A tiny spacecraft is about to sail into its demise, burning up as it reenters Earth’s atmosphere for the end of its mission.
The Planetary Society’s LightSail 2 has been getting dragged down by the pull of Earth’s atmosphere, and is expected to reenter the atmosphere within the next few days, the organisation announced on Monday. When it does, the spacecraft will burn up, bringing its three and a half year journey of orbiting Earth to a fiery end.
“We always knew this would be the eventual fate for the spacecraft,” The Planetary Society wrote. “Despite the sadness at seeing it go, all those who worked on this project and the 50,000 individual donors who completely funded the LightSail program should reflect on this as a moment of pride.”
LightSail 2 launched in June 2019, unfurling its 32-square-metre solar sail a month after reaching its orbital post. The purpose of the mission was to test solar sailing as a way for spacecraft to travel.
Solar sails run on photons from the Sun, causing small bursts of momentum that propel the spacecraft. As the photons hit LightSail’s wings, the spacecraft was pushed further away from the Sun, reaching higher altitudes. Just two weeks after spreading its wings, LightSail 2 gained 3.2 kilometres of altitude, making this experiment a success.
The mission has even far exceeded its initial one year timeline, and has been orbiting Earth for 3.5 years, completing 18,000 orbits, and covering 8 million kilometres. But for the past few months, LightSail 2 started losing altitude at an increasing rate.
The spacecraft has been the victim of atmospheric drag, causing LightSail 2 to slow down as it smashed into atmospheric particles during its orbit. The Sun also played a part in LightSail 2’s demise, heating up Earth’s upper atmosphere, and causing it to become denser, which slowed down the spacecraft.
The mission also suffered from communication glitches due to faulty equipment at the ground station. During times of communication drop-off, the team was unable to send data to the spacecraft, causing its sailing to slightly suffer.
After sinking lower through Earth’s atmosphere, the spacecraft will eventually reenter the atmosphere. During reentry, LightSail 2 will be moving so quickly that it will create an energetic pressure wave ahead of it, causing the air around it to heat up and turn the spacecraft into a disintegrating ball of fire.
LightSail 2 may be coming to an end, but the experiment has already inspired a new generation of spacecraft. Those spacecraft include NASA’s NEA Scout mission to a near-Earth asteroid (scheduled for launch in August), NASA’s Advanced Composite Solar Sail System to test out sail boom material in Earth orbit (scheduled for launch sometime mid-2022), and NASA’s Solar Cruiser (scheduled for a 2025 launch).

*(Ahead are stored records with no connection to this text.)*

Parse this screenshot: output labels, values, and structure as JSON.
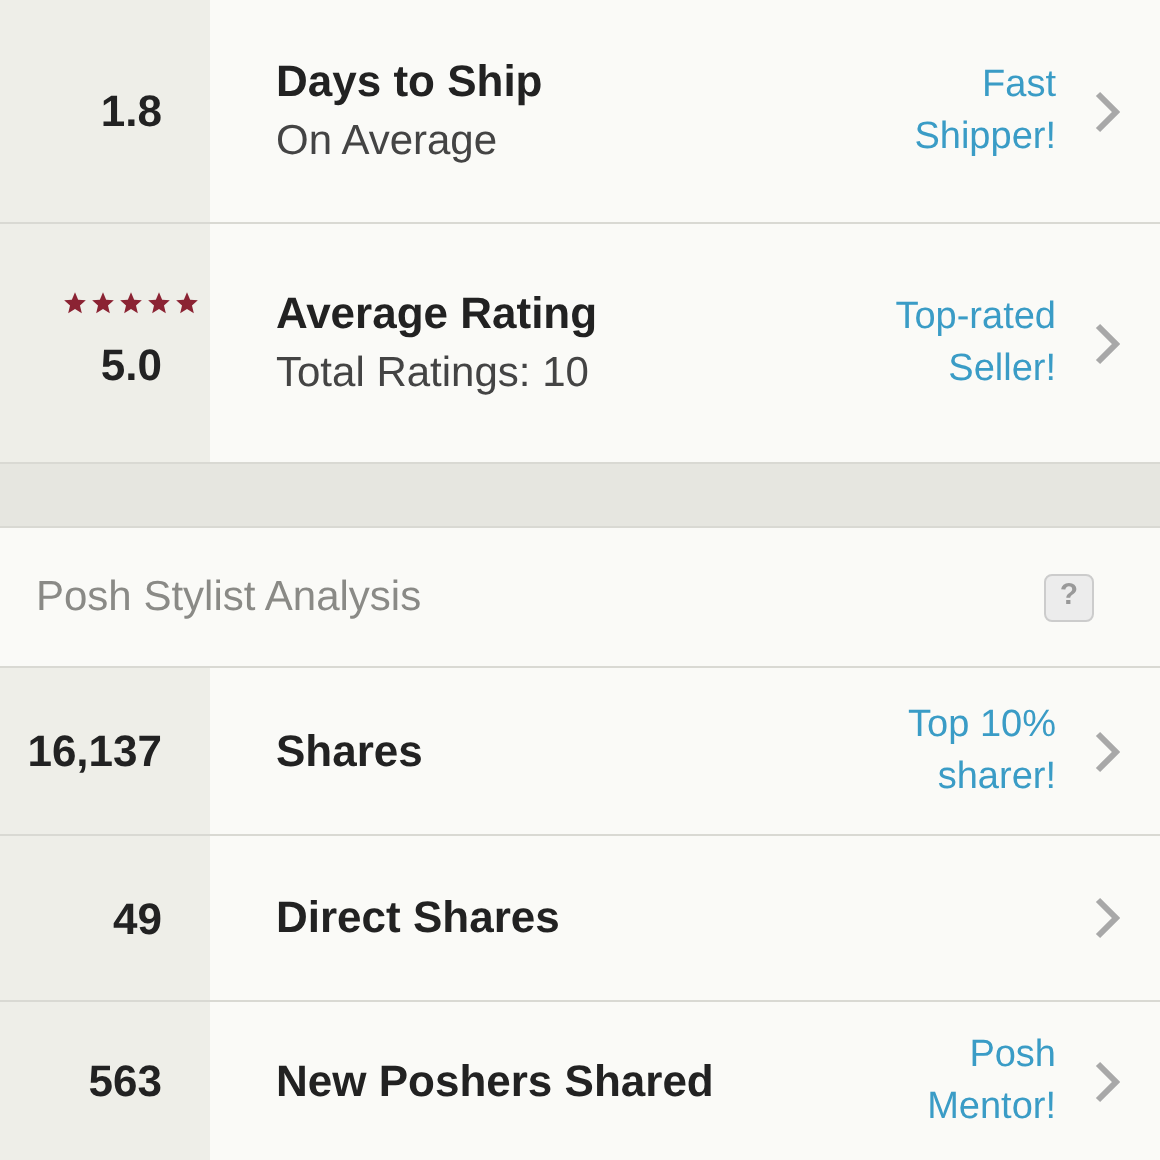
{
  "top_stats": [
    {
      "value": "1.8",
      "title": "Days to Ship",
      "subtitle": "On Average",
      "badge": "Fast\nShipper!"
    },
    {
      "value": "5.0",
      "stars": 5,
      "title": "Average Rating",
      "subtitle": "Total Ratings: 10",
      "badge": "Top-rated\nSeller!"
    }
  ],
  "section": {
    "title": "Posh Stylist Analysis",
    "help": "?"
  },
  "stylist_stats": [
    {
      "value": "16,137",
      "title": "Shares",
      "badge": "Top 10%\nsharer!"
    },
    {
      "value": "49",
      "title": "Direct Shares"
    },
    {
      "value": "563",
      "title": "New Poshers Shared",
      "badge": "Posh\nMentor!"
    }
  ]
}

We’ll be looking out for LightSail’s fiery reentry, bidding farewell to the long-running solar sailor.
The Cheapest NBN 50 Plans
It’s the most popular NBN speed in Australia for a reason. Here are the cheapest plans available.